I was actually a little too young to participate in Beatlemania. But the phenomenon was such that it permeated even the grammar school scene, and while I never had a Beatles lunchbox or anything, I still knew who the Beatles were and listened to their songs on WHYN, which was then the region’s premier Top 40 music station. Most of us fans whose age was in the single digits liked Paul best, perhaps because he looked the friendliest, or Ringo, because he was funny. When I got older I concluded that John was the real genius of the group, although Lennon's solo work suggested he needed Paul’s talent for melody to create his best work.
George I never really thought that much about, although his All Things Must Pass album was playing in my house a lot by virtue of older siblings and cousins. When it came out in a deluxe reissue last year listening to it as an adult I was surprised by the depth of feeling it had. I even wrote a review, for which I received brickbats from a self-proclaimed liberal who said that as an alleged conservative (anyone who knows me personally laughs when I’m called that) indignantly declared that I couldn’t possibly understand the Beatles, who apparently can only be grasped in their supreme significance by the highly evolved leftist mind. The sometimes stupidity of liberals I’ve learned to live with, but their arrogance I still can’t bear.
I think I speak for many people when I say I’m happy I have some fond Beatles memories, although apparently those memories come at a price. That price is to watch the real Beatles go, one by one, feeling older and sadder as each one dies. Rest easy, George. Hang in there, Paul and Ringo!
I laughed to read in the Springfield Republican some of the foolish comments made by Massachusetts Congressman Barney last weekend in Holyoke while he was being honored by local Democrats, as shown in this Bill Dwight photo of Barney and his boyfriend sharing a glance during Rep. John Olver's speech.
Here is the most brazen display of hypocricy that evening as reported in the newspaper article by Sandra Constantine:
Being a member of a political party is the best way to get things done, he told his audience, decrying the fact that elections are often decided by citizens who are not enrolled in one.
"The election is often in the hands of people who don't know what they are talking about. ... They criticize candidates for positions they don't hold," Frank said, putting down the types of unenrolled people who are polled in focus groups....
The congressman went on to declare that capitalism works best in partnership with the public sector.
"In 41 years I have never seen a tax cut put out a fire," Frank said. "If you are an honest businessman you need laws to protect you from dishonest competitors."
Wait a minute, show me one person who is calling for a tax cut to put out a fire, or anyone advocating the repeal of the laws against dishonest business practices.

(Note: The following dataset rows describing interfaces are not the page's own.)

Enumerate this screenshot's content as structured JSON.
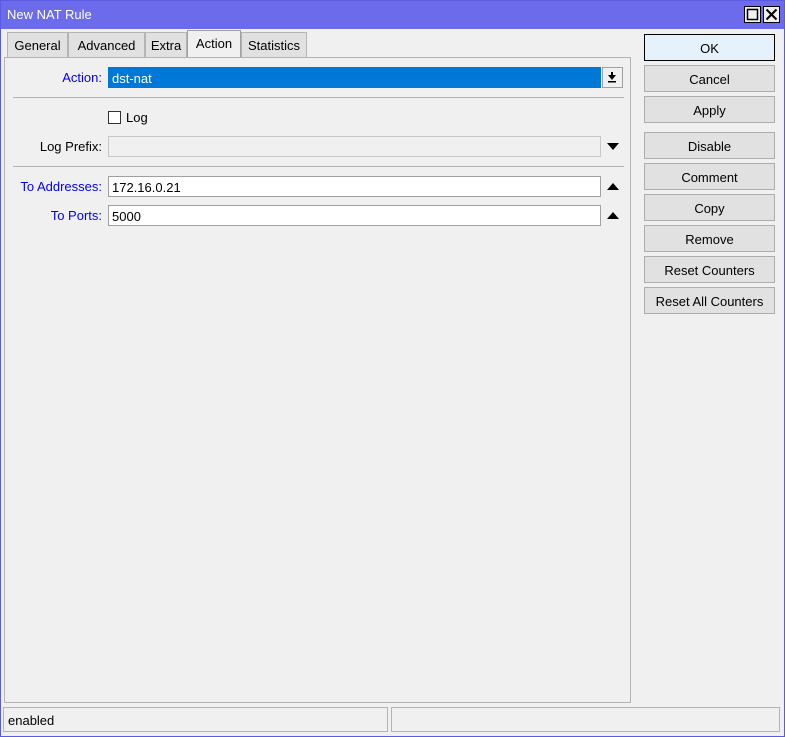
{
  "window": {
    "title": "New NAT Rule"
  },
  "tabs": [
    {
      "label": "General",
      "active": false
    },
    {
      "label": "Advanced",
      "active": false
    },
    {
      "label": "Extra",
      "active": false
    },
    {
      "label": "Action",
      "active": true
    },
    {
      "label": "Statistics",
      "active": false
    }
  ],
  "form": {
    "action": {
      "label": "Action:",
      "value": "dst-nat"
    },
    "log": {
      "label": "Log",
      "checked": false
    },
    "log_prefix": {
      "label": "Log Prefix:",
      "value": ""
    },
    "to_addresses": {
      "label": "To Addresses:",
      "value": "172.16.0.21"
    },
    "to_ports": {
      "label": "To Ports:",
      "value": "5000"
    }
  },
  "buttons": {
    "ok": "OK",
    "cancel": "Cancel",
    "apply": "Apply",
    "disable": "Disable",
    "comment": "Comment",
    "copy": "Copy",
    "remove": "Remove",
    "reset_counters": "Reset Counters",
    "reset_all_counters": "Reset All Counters"
  },
  "status": {
    "left": "enabled",
    "right": ""
  },
  "icons": {
    "maximize": "maximize-icon",
    "close": "close-icon",
    "dropdown": "triangle-down-icon",
    "spinner_up": "triangle-up-icon"
  },
  "colors": {
    "titlebar": "#6b6bec",
    "selection": "#0078d7",
    "label_blue": "#0000ff"
  }
}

The answer is no one, so the person criticizing people for "positions they don't hold" is none other than Barney Frank himself.
From the Huffington Post:

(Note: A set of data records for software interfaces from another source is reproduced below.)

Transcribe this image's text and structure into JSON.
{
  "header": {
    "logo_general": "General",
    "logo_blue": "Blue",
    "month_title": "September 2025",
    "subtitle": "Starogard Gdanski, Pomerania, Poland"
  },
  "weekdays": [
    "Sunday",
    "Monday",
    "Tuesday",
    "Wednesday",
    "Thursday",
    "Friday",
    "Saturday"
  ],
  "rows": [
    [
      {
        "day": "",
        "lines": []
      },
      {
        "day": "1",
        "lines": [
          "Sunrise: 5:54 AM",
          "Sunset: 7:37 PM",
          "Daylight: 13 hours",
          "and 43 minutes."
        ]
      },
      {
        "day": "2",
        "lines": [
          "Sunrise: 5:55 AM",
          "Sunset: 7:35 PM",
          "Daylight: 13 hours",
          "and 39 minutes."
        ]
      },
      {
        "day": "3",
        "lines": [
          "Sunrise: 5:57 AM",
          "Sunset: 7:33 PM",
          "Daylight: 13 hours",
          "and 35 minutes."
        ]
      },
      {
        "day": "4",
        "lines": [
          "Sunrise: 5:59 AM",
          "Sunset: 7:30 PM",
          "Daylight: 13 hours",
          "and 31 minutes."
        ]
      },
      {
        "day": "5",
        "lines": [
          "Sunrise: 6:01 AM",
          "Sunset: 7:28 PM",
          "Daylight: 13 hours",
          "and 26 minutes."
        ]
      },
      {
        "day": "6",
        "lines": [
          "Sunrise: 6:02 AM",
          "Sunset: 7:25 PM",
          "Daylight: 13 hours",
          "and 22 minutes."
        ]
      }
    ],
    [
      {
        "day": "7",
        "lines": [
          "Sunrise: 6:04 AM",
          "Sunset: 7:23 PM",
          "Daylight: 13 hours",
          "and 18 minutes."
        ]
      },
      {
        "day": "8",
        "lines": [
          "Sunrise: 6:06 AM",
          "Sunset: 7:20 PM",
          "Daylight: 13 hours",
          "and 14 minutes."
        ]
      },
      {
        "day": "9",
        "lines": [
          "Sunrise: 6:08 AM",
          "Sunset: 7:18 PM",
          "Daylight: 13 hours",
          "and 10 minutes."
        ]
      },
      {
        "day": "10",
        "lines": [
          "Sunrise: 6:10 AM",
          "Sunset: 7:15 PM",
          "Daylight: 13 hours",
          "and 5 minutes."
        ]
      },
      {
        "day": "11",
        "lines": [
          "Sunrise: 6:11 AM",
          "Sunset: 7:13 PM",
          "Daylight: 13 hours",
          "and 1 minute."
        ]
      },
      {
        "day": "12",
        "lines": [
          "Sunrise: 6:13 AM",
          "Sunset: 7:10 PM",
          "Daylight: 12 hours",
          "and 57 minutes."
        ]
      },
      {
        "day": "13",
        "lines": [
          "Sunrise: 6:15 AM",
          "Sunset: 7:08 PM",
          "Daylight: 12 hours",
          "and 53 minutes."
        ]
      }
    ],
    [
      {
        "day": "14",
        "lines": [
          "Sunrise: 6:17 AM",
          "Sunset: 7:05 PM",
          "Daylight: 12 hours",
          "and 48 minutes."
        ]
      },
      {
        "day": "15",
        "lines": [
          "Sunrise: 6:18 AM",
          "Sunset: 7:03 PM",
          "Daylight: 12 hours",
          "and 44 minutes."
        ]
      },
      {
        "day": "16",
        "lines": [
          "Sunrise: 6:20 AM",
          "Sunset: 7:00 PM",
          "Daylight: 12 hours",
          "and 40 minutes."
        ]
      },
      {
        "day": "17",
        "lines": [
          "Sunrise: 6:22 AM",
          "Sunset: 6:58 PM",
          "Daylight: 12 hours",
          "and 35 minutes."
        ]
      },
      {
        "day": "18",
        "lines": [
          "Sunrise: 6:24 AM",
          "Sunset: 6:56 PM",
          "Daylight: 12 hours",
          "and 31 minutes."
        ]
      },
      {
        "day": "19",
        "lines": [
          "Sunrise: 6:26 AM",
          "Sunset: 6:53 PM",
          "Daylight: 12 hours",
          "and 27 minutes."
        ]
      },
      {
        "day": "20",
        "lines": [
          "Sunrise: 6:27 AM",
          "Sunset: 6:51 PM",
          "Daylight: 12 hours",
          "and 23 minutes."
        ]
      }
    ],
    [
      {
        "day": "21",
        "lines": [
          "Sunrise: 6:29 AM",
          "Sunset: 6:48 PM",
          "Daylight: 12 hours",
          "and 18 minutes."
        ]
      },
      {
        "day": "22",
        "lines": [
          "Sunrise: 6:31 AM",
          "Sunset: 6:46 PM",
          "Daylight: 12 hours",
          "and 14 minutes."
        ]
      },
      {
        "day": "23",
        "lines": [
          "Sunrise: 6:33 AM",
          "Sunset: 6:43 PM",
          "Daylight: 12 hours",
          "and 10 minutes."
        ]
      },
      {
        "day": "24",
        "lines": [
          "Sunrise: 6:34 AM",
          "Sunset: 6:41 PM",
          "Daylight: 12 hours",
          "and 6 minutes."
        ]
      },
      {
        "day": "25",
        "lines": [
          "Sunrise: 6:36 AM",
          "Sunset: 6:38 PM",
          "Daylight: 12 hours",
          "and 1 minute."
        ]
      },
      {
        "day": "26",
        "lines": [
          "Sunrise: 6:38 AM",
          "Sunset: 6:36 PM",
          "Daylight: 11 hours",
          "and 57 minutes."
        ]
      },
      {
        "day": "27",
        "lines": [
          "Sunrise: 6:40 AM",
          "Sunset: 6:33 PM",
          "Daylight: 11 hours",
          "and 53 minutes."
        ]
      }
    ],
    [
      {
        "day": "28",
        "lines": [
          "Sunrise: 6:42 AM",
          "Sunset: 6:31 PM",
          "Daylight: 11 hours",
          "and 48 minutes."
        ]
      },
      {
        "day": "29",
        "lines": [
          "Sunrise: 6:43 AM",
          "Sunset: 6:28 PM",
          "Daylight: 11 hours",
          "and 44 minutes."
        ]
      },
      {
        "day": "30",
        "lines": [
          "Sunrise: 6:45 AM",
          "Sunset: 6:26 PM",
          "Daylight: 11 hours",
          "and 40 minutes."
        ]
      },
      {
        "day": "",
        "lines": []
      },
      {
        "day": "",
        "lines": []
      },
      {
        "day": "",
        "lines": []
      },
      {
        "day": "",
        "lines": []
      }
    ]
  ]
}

Budding actor/rapper/whatever Levi Johnston has failed to deliver with his Playgirl shoot, and the magazine will NOT feature any full frontal photos of the Alaskan.
The news breaks on the same day Sarah Palin mentioned his "aspiring porn career" on Oprah.
In a statement posted on Gawker, spokesman Daniel Nardicio said the following about Levi and his manager:
"He did not give 'full-frontal' as his manager Tank Jones reported he would. We're thrilled with the photos we got, and are confident people will love them. Although there may be glimpses, we did not get full on frontal nudity."
Early Warning Sign
Hamp Truck Drummers
The abc40 crew at the Coats for Kids fundraiser in Springfield - Eric Fisher, Dave Madsen, Alex Shaw, Marci Izard, Elizabeth Corridan, Scott Coen and Ed Carroll.